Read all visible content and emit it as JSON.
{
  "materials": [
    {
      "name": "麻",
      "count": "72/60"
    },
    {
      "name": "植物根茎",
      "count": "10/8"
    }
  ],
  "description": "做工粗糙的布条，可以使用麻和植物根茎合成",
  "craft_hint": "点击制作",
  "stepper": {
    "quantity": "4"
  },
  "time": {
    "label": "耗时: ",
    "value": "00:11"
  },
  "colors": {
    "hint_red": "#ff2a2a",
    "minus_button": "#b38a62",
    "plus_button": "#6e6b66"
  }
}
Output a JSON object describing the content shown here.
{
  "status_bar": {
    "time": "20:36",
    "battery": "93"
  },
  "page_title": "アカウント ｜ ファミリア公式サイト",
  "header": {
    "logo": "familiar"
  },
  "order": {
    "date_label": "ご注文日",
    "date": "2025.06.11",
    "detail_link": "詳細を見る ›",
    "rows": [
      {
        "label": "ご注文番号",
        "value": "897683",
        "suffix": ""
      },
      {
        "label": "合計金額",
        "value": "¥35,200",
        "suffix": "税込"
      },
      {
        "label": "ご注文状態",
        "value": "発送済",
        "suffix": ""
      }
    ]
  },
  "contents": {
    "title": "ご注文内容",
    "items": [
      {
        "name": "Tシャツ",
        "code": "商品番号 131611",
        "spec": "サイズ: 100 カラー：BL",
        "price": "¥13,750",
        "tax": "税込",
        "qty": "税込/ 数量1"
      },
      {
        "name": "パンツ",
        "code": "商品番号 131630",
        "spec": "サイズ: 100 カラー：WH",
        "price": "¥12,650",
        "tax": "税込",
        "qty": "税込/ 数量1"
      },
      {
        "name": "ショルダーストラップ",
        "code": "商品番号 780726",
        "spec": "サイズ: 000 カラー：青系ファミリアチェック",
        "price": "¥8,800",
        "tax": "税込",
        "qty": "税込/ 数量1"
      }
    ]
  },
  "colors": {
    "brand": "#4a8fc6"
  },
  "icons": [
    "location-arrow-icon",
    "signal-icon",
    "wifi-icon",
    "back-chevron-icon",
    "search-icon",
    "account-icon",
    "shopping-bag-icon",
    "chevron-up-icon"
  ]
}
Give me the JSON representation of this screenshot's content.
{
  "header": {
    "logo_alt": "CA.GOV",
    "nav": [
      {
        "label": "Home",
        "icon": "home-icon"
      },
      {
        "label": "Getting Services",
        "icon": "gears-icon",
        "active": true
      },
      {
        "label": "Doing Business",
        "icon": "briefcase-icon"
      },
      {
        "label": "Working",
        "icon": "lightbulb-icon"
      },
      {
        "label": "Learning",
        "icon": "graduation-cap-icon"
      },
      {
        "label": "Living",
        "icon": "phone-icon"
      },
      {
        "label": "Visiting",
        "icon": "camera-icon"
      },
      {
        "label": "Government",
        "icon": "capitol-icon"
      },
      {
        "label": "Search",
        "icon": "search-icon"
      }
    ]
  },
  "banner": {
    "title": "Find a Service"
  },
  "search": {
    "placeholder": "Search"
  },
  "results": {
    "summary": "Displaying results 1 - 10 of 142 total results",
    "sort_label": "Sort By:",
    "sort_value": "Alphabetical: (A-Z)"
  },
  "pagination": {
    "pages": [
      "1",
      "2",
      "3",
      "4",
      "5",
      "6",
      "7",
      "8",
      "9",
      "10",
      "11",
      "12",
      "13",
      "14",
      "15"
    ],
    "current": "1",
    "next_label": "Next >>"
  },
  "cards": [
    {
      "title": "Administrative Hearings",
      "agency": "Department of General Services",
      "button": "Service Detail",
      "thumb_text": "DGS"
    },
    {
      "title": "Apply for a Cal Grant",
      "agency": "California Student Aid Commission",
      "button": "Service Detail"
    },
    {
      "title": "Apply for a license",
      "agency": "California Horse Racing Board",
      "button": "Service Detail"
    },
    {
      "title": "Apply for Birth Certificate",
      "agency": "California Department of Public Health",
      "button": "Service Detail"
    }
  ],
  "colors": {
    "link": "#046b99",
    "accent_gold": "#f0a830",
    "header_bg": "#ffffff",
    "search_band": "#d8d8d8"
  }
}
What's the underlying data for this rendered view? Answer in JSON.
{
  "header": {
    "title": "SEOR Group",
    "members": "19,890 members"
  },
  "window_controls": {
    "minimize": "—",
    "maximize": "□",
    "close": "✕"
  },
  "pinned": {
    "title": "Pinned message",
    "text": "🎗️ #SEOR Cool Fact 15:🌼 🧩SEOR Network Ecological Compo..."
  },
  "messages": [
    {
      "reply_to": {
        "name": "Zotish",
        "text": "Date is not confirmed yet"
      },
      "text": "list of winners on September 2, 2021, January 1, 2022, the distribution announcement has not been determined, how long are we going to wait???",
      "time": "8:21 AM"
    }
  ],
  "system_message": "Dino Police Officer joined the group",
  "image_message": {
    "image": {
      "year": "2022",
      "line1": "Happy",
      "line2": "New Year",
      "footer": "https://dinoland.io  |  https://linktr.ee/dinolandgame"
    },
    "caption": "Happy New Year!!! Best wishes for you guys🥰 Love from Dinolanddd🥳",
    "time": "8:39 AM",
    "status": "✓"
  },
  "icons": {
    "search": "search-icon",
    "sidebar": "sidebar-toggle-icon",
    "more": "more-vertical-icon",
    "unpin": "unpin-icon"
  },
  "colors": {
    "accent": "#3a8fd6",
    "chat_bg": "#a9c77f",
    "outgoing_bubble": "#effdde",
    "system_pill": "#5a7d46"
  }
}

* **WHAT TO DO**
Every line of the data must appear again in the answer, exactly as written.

* **RESPONSE FOR THIS EXERCISE**
Read all visible content and emit it as JSON.
{
  "materials": [
    {
      "name": "麻",
      "count": "72/60"
    },
    {
      "name": "植物根茎",
      "count": "10/8"
    }
  ],
  "description": "做工粗糙的布条，可以使用麻和植物根茎合成",
  "craft_hint": "点击制作",
  "stepper": {
    "quantity": "4"
  },
  "time": {
    "label": "耗时: ",
    "value": "00:11"
  },
  "colors": {
    "hint_red": "#ff2a2a",
    "minus_button": "#b38a62",
    "plus_button": "#6e6b66"
  }
}
Output a JSON object describing the content shown here.
{
  "status_bar": {
    "time": "20:36",
    "battery": "93"
  },
  "page_title": "アカウント ｜ ファミリア公式サイト",
  "header": {
    "logo": "familiar"
  },
  "order": {
    "date_label": "ご注文日",
    "date": "2025.06.11",
    "detail_link": "詳細を見る ›",
    "rows": [
      {
        "label": "ご注文番号",
        "value": "897683",
        "suffix": ""
      },
      {
        "label": "合計金額",
        "value": "¥35,200",
        "suffix": "税込"
      },
      {
        "label": "ご注文状態",
        "value": "発送済",
        "suffix": ""
      }
    ]
  },
  "contents": {
    "title": "ご注文内容",
    "items": [
      {
        "name": "Tシャツ",
        "code": "商品番号 131611",
        "spec": "サイズ: 100 カラー：BL",
        "price": "¥13,750",
        "tax": "税込",
        "qty": "税込/ 数量1"
      },
      {
        "name": "パンツ",
        "code": "商品番号 131630",
        "spec": "サイズ: 100 カラー：WH",
        "price": "¥12,650",
        "tax": "税込",
        "qty": "税込/ 数量1"
      },
      {
        "name": "ショルダーストラップ",
        "code": "商品番号 780726",
        "spec": "サイズ: 000 カラー：青系ファミリアチェック",
        "price": "¥8,800",
        "tax": "税込",
        "qty": "税込/ 数量1"
      }
    ]
  },
  "colors": {
    "brand": "#4a8fc6"
  },
  "icons": [
    "location-arrow-icon",
    "signal-icon",
    "wifi-icon",
    "back-chevron-icon",
    "search-icon",
    "account-icon",
    "shopping-bag-icon",
    "chevron-up-icon"
  ]
}
Give me the JSON representation of this screenshot's content.
{
  "header": {
    "logo_alt": "CA.GOV",
    "nav": [
      {
        "label": "Home",
        "icon": "home-icon"
      },
      {
        "label": "Getting Services",
        "icon": "gears-icon",
        "active": true
      },
      {
        "label": "Doing Business",
        "icon": "briefcase-icon"
      },
      {
        "label": "Working",
        "icon": "lightbulb-icon"
      },
      {
        "label": "Learning",
        "icon": "graduation-cap-icon"
      },
      {
        "label": "Living",
        "icon": "phone-icon"
      },
      {
        "label": "Visiting",
        "icon": "camera-icon"
      },
      {
        "label": "Government",
        "icon": "capitol-icon"
      },
      {
        "label": "Search",
        "icon": "search-icon"
      }
    ]
  },
  "banner": {
    "title": "Find a Service"
  },
  "search": {
    "placeholder": "Search"
  },
  "results": {
    "summary": "Displaying results 1 - 10 of 142 total results",
    "sort_label": "Sort By:",
    "sort_value": "Alphabetical: (A-Z)"
  },
  "pagination": {
    "pages": [
      "1",
      "2",
      "3",
      "4",
      "5",
      "6",
      "7",
      "8",
      "9",
      "10",
      "11",
      "12",
      "13",
      "14",
      "15"
    ],
    "current": "1",
    "next_label": "Next >>"
  },
  "cards": [
    {
      "title": "Administrative Hearings",
      "agency": "Department of General Services",
      "button": "Service Detail",
      "thumb_text": "DGS"
    },
    {
      "title": "Apply for a Cal Grant",
      "agency": "California Student Aid Commission",
      "button": "Service Detail"
    },
    {
      "title": "Apply for a license",
      "agency": "California Horse Racing Board",
      "button": "Service Detail"
    },
    {
      "title": "Apply for Birth Certificate",
      "agency": "California Department of Public Health",
      "button": "Service Detail"
    }
  ],
  "colors": {
    "link": "#046b99",
    "accent_gold": "#f0a830",
    "header_bg": "#ffffff",
    "search_band": "#d8d8d8"
  }
}
What's the underlying data for this rendered view? Answer in JSON.
{
  "header": {
    "title": "SEOR Group",
    "members": "19,890 members"
  },
  "window_controls": {
    "minimize": "—",
    "maximize": "□",
    "close": "✕"
  },
  "pinned": {
    "title": "Pinned message",
    "text": "🎗️ #SEOR Cool Fact 15:🌼 🧩SEOR Network Ecological Compo..."
  },
  "messages": [
    {
      "reply_to": {
        "name": "Zotish",
        "text": "Date is not confirmed yet"
      },
      "text": "list of winners on September 2, 2021, January 1, 2022, the distribution announcement has not been determined, how long are we going to wait???",
      "time": "8:21 AM"
    }
  ],
  "system_message": "Dino Police Officer joined the group",
  "image_message": {
    "image": {
      "year": "2022",
      "line1": "Happy",
      "line2": "New Year",
      "footer": "https://dinoland.io  |  https://linktr.ee/dinolandgame"
    },
    "caption": "Happy New Year!!! Best wishes for you guys🥰 Love from Dinolanddd🥳",
    "time": "8:39 AM",
    "status": "✓"
  },
  "icons": {
    "search": "search-icon",
    "sidebar": "sidebar-toggle-icon",
    "more": "more-vertical-icon",
    "unpin": "unpin-icon"
  },
  "colors": {
    "accent": "#3a8fd6",
    "chat_bg": "#a9c77f",
    "outgoing_bubble": "#effdde",
    "system_pill": "#5a7d46"
  }
}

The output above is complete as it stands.